"...let it marinate...like a roast on an autumn day..."
When I first write something, it is into my word processor. I admit that I do edit as I go. It's not from some deep philosophical writing process that I do this. It's mostly because I can't stand to leave something unclear or gramamatically incorrect. That said, I do not stop to analyze or even reread everything I write. I simply fix what I notice during this first draft and move on. Each day, I add to the manuscript. I don't reread what I wrote the day before unless I can't remember where I am. Even then, I just read the preceding paragraph or two.
When I reach the end, I have found that the piece needs to marinate. Seriously. It needs to sit there in it's juices like a roast on an autumn day. But in this case, the days may turn into weeks, months or occasionally years. But if I've waited years, I just figure it wasn't the manuscripts "time." More often it is 10 to 14 days. I force (yes I mean force) myself NOT to look at it. Not even a peek. In fact, I start on something else. I start something that is the polar opposite in some way. I might switch from adult novel to children's picture book. I might change from book to article. Whatever the case, I do something that will take my attention away entirely from the piece.

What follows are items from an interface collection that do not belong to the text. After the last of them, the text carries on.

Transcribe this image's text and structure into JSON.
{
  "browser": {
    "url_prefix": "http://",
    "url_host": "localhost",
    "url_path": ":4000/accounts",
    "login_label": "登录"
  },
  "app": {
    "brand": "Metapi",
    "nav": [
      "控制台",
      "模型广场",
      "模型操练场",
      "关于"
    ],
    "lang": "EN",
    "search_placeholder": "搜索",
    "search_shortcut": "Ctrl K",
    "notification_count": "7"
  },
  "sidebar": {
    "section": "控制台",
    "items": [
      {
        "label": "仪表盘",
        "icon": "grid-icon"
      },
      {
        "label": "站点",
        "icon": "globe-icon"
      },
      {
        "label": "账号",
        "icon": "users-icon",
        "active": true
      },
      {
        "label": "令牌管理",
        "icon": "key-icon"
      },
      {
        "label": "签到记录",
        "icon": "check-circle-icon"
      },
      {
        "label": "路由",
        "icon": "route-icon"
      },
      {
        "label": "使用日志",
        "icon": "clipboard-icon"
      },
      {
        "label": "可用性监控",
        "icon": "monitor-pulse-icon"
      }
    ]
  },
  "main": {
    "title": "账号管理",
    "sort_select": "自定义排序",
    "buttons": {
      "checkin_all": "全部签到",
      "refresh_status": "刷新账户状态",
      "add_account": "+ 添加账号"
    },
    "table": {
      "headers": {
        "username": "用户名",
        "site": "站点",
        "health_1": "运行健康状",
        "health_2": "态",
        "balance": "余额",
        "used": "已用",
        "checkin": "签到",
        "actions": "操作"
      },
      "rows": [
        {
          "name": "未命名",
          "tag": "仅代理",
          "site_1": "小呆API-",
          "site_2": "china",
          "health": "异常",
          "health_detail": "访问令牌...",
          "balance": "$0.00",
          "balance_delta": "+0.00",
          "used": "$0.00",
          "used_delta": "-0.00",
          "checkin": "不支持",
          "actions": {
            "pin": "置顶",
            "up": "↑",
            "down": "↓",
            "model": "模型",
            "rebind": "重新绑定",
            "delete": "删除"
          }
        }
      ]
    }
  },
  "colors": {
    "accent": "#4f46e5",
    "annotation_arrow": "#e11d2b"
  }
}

Upon returning to it, one of two things happens. I'll tell you which one is more often the case, at the end of this post. So, say two-weeks has passed. I now open the manuscript begin reading it from the title page. When I reach the page that has the proverbial "the end" typed at the bottom, I either think;
1. "Wow! This is great! Did I really write this? This is far better than I was thinking it was. I am a good writer afterall. I was born to write. Why wasn't I discovered years ago? Why am I not famous and popular and a guest on Oprah every other week?"
2. I read it and think, "Why in the world did I write this? Did I really spend that much time on this. This stinks to high heaven. No, I stink to high heaven. I've wasted my time and I can never get it back. I could have been learning to sky-dive or running for president of the United States. Where's the nearest bonfire?
So, did you guess which one happens more often than not? Oh, I want to hold you in suspense...but I won't. More often than not, it's #1 that happens. Really! Well, except for the famous and Oprah guest thing. Really, having time away from the project helps me to see it with new eyes. And my overall impression is usually (not always) that I'm a darned good writer. I know that we women aren't supposed to say wonderful things like that about ourselves, but what if it's true? So there, I said it.
Of course, the "new eyes" part of it also means that I now see mistakes glaring at me. I see where things don't make sense. I see grammar mistakes that jump out and accost me. And I see that lots and lots of work is in my future. Lots of work.
So, that has been the process for my current book, BREAKING THE CODE, too. There are four or five edits to go. More on those next time. So, what's your first-draft process? Do share!